“She goes to Washington, D.C., it’s a little bit like one of those dogs, ‘fetch,’” Akin said at a campaign event Saturday in Springfield, according to PoliticMo, which obtained the audio clip. Full story
A new internal poll from Democratic Sen. Claire McCaskill’s campaign showed her with an expanding lead over GOP Rep. Todd Akin.
The poll had McCaskill leading by 14 points, 52 percent to Akin’s 38 percent, a substantial increase over the last internal numbers released from the same pollster, which showed her with a 9-point lead.
The tracking survey, which pollster Kiley & Co. said was finished this evening, suggested McCaskill’s campaign is succeeding in driving up the unfavorable perception of Akin. Her campaign has launched an aggressive effort to attack the Republican on an assortment of policy issues, highlighted by last week’s ads that featured victims of sexual assault criticizing Akin’s position against emergency birth control.
Sen. Rand Paul’s (R-Ky.) PAC is adding Missouri to the list of states where it has created an ad against Democratic Senators opposing his effort to curb U.S. aid to Egypt, Libya and Pakistan.
The ad against Sen. Claire McCaskill (D-Mo.) circulated on YouTube today. It could be a small boon for the beleaguered campaign of challenger Rep. Todd Akin (R). Paul has previously put up similar ads with money behind them targeting Senators in West Virginia, Ohio and Florida.
The Susan B. Anthony List, a group that advocates against abortion rights, announced this morning the launch of a television ad airing in Missouri that denounces President Barack Obama’s record on the issue.
The ad features a woman named Melissa Ohden, who tells a story of surviving an abortion.
http://www.youtube.com/watch?v=gwFIEprF_9Y&feature=youtu.be Full story
There were Senate endorsements galore in GOP circles today, with a few of the highest profile conservative Senators coming out in support of candidates locked in tough GOP primaries.
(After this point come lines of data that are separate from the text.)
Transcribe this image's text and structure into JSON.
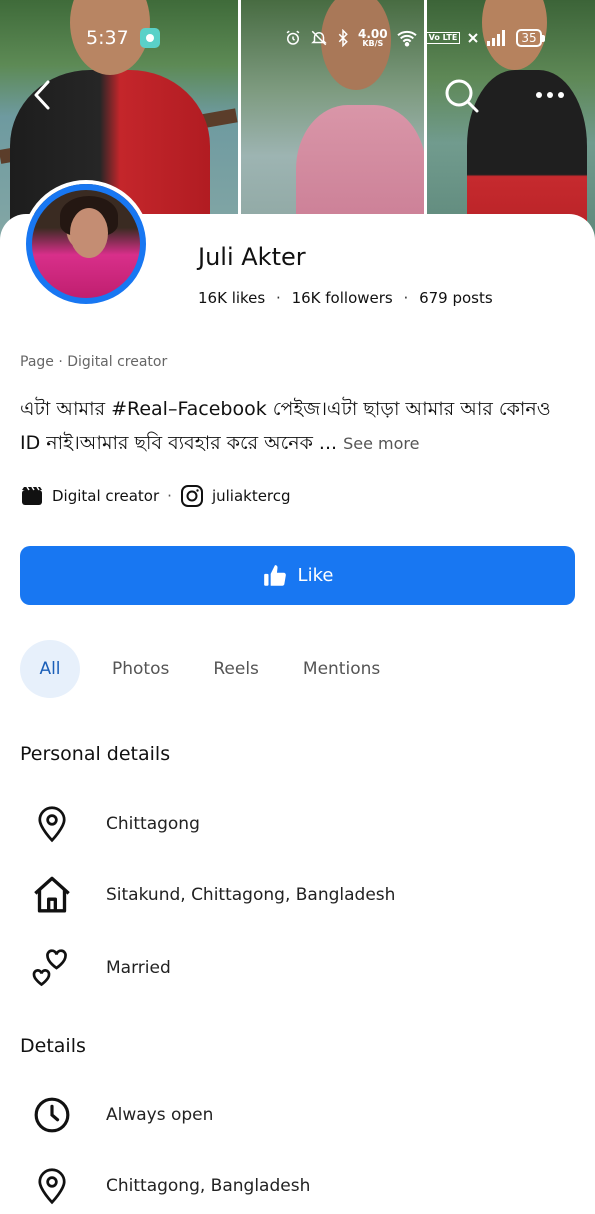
{
  "status_bar": {
    "time": "5:37",
    "net_speed_value": "4.00",
    "net_speed_unit": "KB/S",
    "network_tag": "Vo LTE",
    "battery": "35"
  },
  "profile": {
    "name": "Juli Akter",
    "stats": {
      "likes": "16K likes",
      "followers": "16K followers",
      "posts": "679 posts",
      "separator": "·"
    },
    "category_line": "Page · Digital creator",
    "bio": "এটা আমার #Real–Facebook পেইজ।এটা ছাড়া আমার আর কোনও ID নাই।আমার ছবি ব্যবহার করে অনেক ...",
    "see_more": "See more",
    "chips": {
      "category": "Digital creator",
      "separator": "·",
      "instagram": "juliaktercg"
    },
    "like_label": "Like"
  },
  "tabs": [
    "All",
    "Photos",
    "Reels",
    "Mentions"
  ],
  "personal_details": {
    "title": "Personal details",
    "items": [
      {
        "icon": "location-pin-icon",
        "text": "Chittagong"
      },
      {
        "icon": "home-icon",
        "text": "Sitakund, Chittagong, Bangladesh"
      },
      {
        "icon": "hearts-icon",
        "text": "Married"
      }
    ]
  },
  "details": {
    "title": "Details",
    "items": [
      {
        "icon": "clock-icon",
        "text": "Always open"
      },
      {
        "icon": "location-pin-icon",
        "text": "Chittagong, Bangladesh"
      }
    ]
  },
  "colors": {
    "brand_blue": "#1877f2",
    "active_tab_bg": "#e7f0fb",
    "active_tab_text": "#1b5fb8"
  }
}
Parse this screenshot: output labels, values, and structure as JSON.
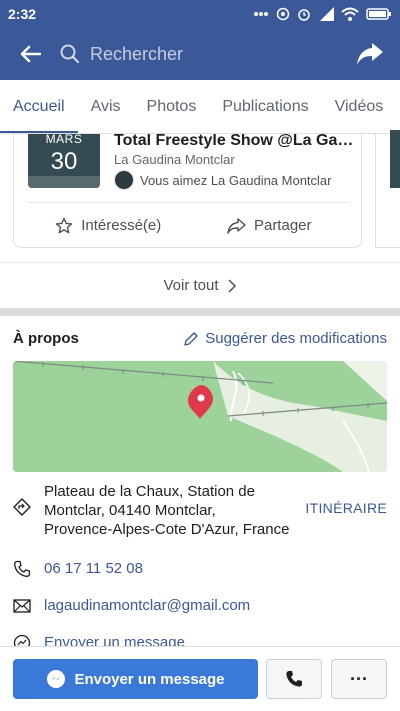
{
  "status_bar": {
    "time": "2:32"
  },
  "app_bar": {
    "search_placeholder": "Rechercher"
  },
  "tabs": [
    {
      "label": "Accueil",
      "active": true
    },
    {
      "label": "Avis"
    },
    {
      "label": "Photos"
    },
    {
      "label": "Publications"
    },
    {
      "label": "Vidéos"
    }
  ],
  "event": {
    "month": "MARS",
    "day": "30",
    "title": "Total Freestyle Show @La Gaudina Montclar",
    "organizer": "La Gaudina Montclar",
    "like_text": "Vous aimez La Gaudina Montclar",
    "interested_label": "Intéressé(e)",
    "share_label": "Partager"
  },
  "see_all": {
    "label": "Voir tout"
  },
  "about": {
    "title": "À propos",
    "suggest_label": "Suggérer des modifications",
    "address_line1": "Plateau de la Chaux, Station de",
    "address_line2": "Montclar, 04140 Montclar,",
    "address_line3": "Provence-Alpes-Cote D'Azur, France",
    "directions_label": "ITINÉRAIRE",
    "phone": "06 17 11 52 08",
    "email": "lagaudinamontclar@gmail.com",
    "message_link": "Envoyer un message"
  },
  "bottom_bar": {
    "message_button": "Envoyer un message",
    "more_label": "···"
  },
  "colors": {
    "brand": "#3b5998",
    "button_blue": "#3b79d8",
    "map_green": "#9dd29a",
    "pin_red": "#e0394b"
  }
}
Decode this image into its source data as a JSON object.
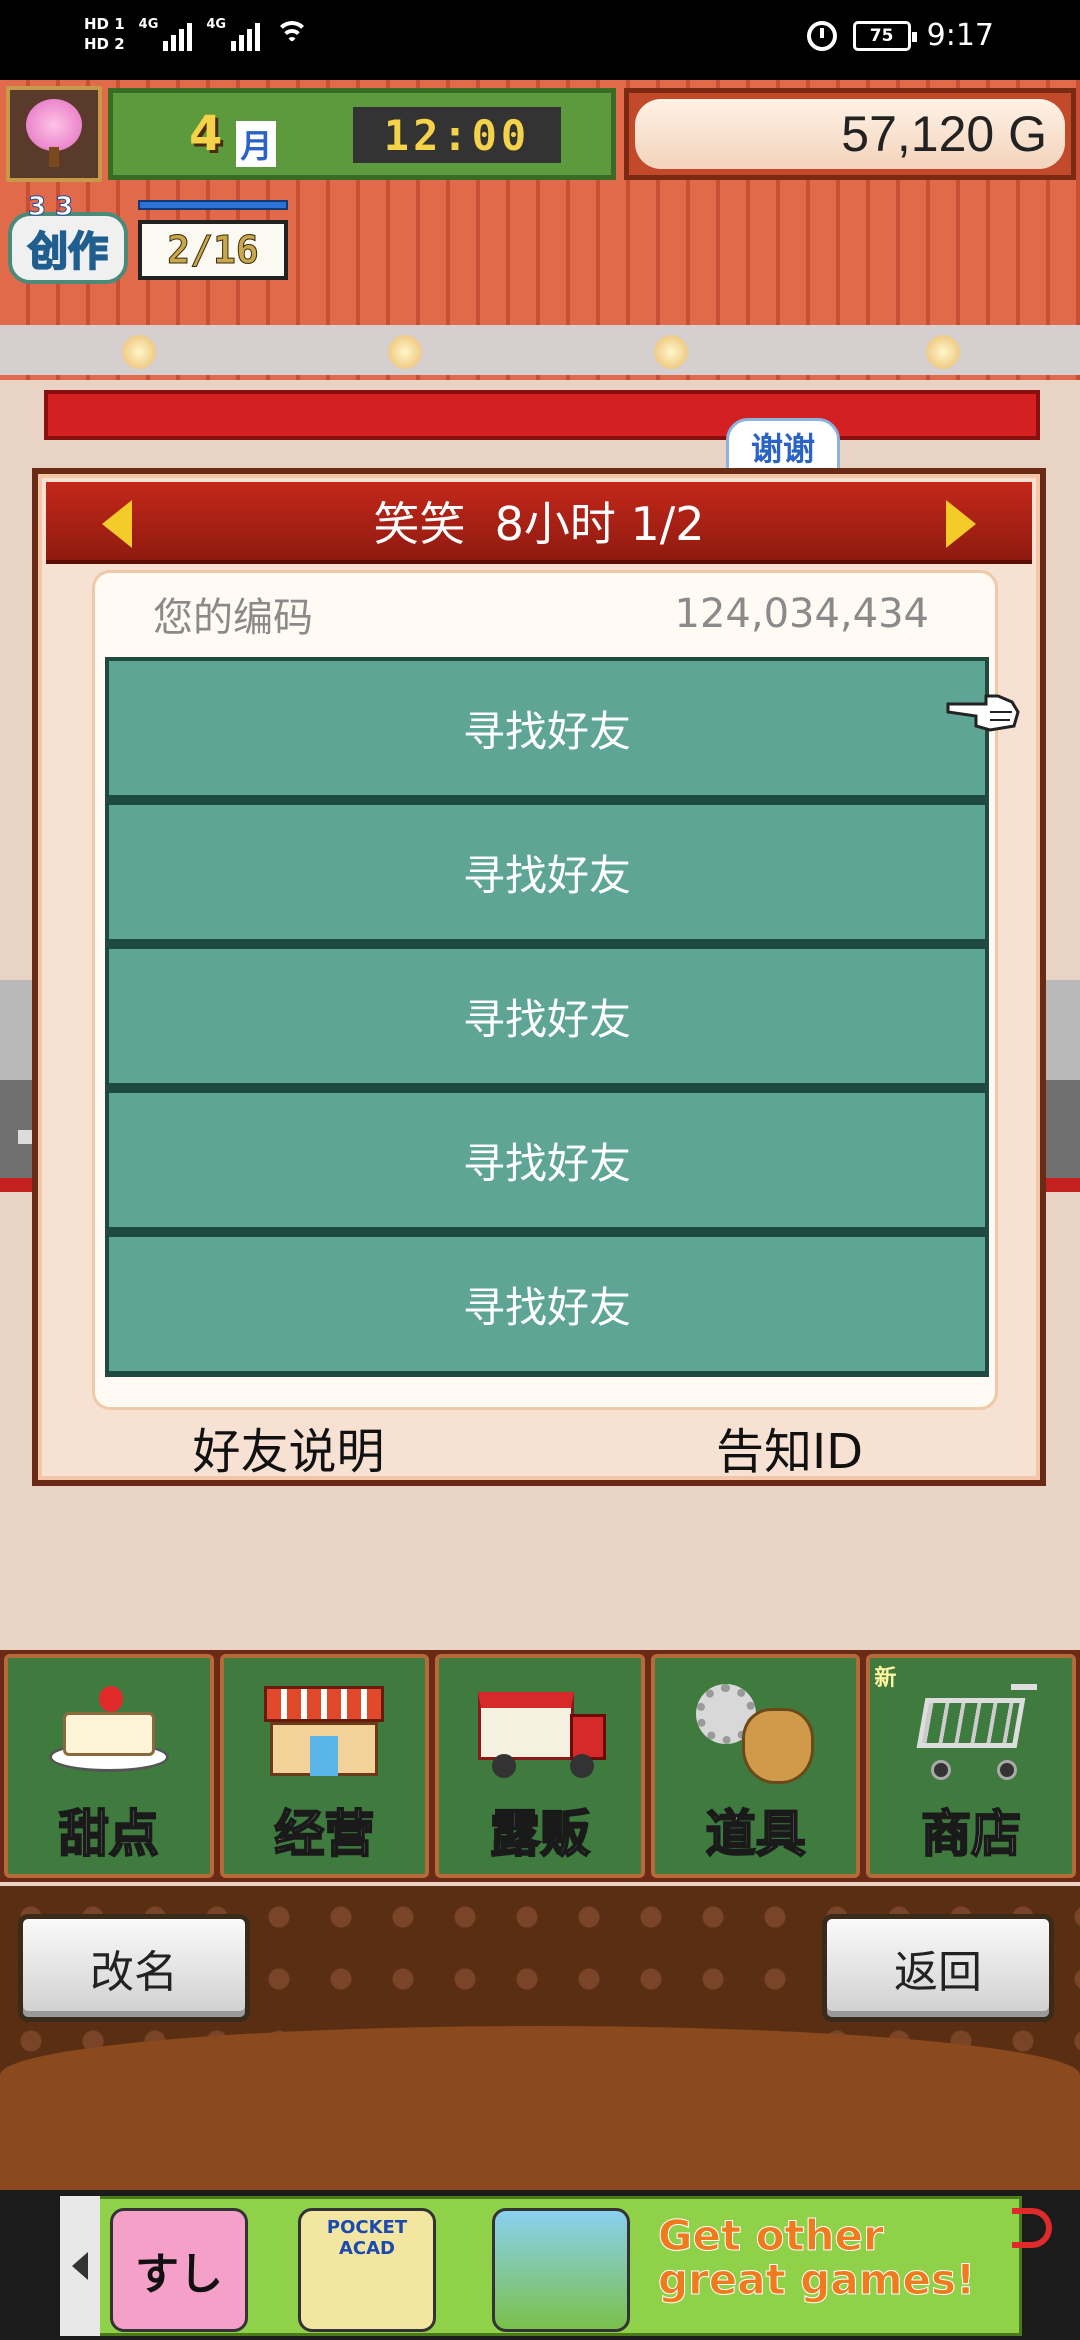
{
  "status_bar": {
    "sim1": "HD 1",
    "sim2": "HD 2",
    "network1": "4G",
    "network2": "4G",
    "battery": "75",
    "time": "9:17"
  },
  "hud": {
    "month_number": "4",
    "month_label": "月",
    "clock": "12:00",
    "money": "57,120 G",
    "create": {
      "level": "3 3",
      "label": "创作",
      "count": "2/16"
    }
  },
  "thanks_tab": "谢谢",
  "dialog": {
    "title": "笑笑  8小时 1/2",
    "code_label": "您的编码",
    "code_value": "124,034,434",
    "friend_slots": [
      {
        "label": "寻找好友"
      },
      {
        "label": "寻找好友"
      },
      {
        "label": "寻找好友"
      },
      {
        "label": "寻找好友"
      },
      {
        "label": "寻找好友"
      }
    ],
    "footer": {
      "help": "好友说明",
      "notify_id": "告知ID"
    }
  },
  "tabs": [
    {
      "label": "甜点",
      "icon": "cake-icon"
    },
    {
      "label": "经营",
      "icon": "shop-icon"
    },
    {
      "label": "露贩",
      "icon": "food-truck-icon"
    },
    {
      "label": "道具",
      "icon": "tools-bag-icon"
    },
    {
      "label": "商店",
      "icon": "shopping-cart-icon",
      "badge": "新"
    }
  ],
  "controls": {
    "rename": "改名",
    "back": "返回"
  },
  "ad_banner": {
    "app1": "すし",
    "app2": "POCKET ACAD",
    "cta": "Get other great games!"
  },
  "colors": {
    "slot_teal": "#5ea596",
    "header_red": "#c4281a",
    "dialog_bg": "#f6e1d3",
    "tab_green": "#3f7a3f"
  }
}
Here’s a quick rundown of what happened:
Texas Solicitor General Ted Cruz picked up an endorsement from Sen. Tom Coburn (R-Okla.). Alluding to one of the most intense rivalries in college football (between the University of Texas and the University of Oklahoma), Coburn wrote in a statement, “Oklahoma and Texas may have our friendly rivalry, but when it comes to fighting for limited government, I’m proud to endorse my neighbor across the Red River.”
Along with Sen. Ron Johnson (R-Wis.), Coburn also gave his nod to businessman John Brunner, one of three contenders for the GOP nomination in the Missouri Senate race. “John Brunner will be a force for fiscal conservatism in the U.S. Senate, and I am proud to endorse his candidacy,” Coburn said in a statement released by the Brunner campaign. Earlier this year, Sen. Mike Lee (R-Utah) endorsed former state Treasurer Sarah Steelman, another GOP contender hoping to take on vulnerable Sen. Claire McCaskill (D-Mo.) in November.
Finally, Lee backed Maine Treasurer Bruce Poliquin in the Pine Tree State’s GOP Senate primary. A source in the Poliquin camp told Roll Call that a statement is forthcoming.
There won’t be yet another Republican vying to take on Sen. Claire McCaskill in Missouri this year.
State Auditor Tom Schweich, who holds the same position McCaskill had when she first ran for Senate in 2006, announced today that he is no longer considering entering the GOP primary fray. Schweich said the decision was personal and did not take any internal polling. Full story
A Missouri circuit court today ruled against a group of citizens hoping to overturn the Show-Me State’s Congressional redistricting maps on the grounds that they did not meet state constitutional muster.
That’s bad news for Rep. Russ Carnahan, whose current district was essentially eliminated in last year’s redraw. The new map puts him in the same district as fellow Democratic Rep. William Lacy Clay, setting up the potential of a Member-vs.-Member race.
Carnahan, a four-term Congressman, supported the plaintiffs’ case and had hoped for a court to draw him a new district where he could comfortably run.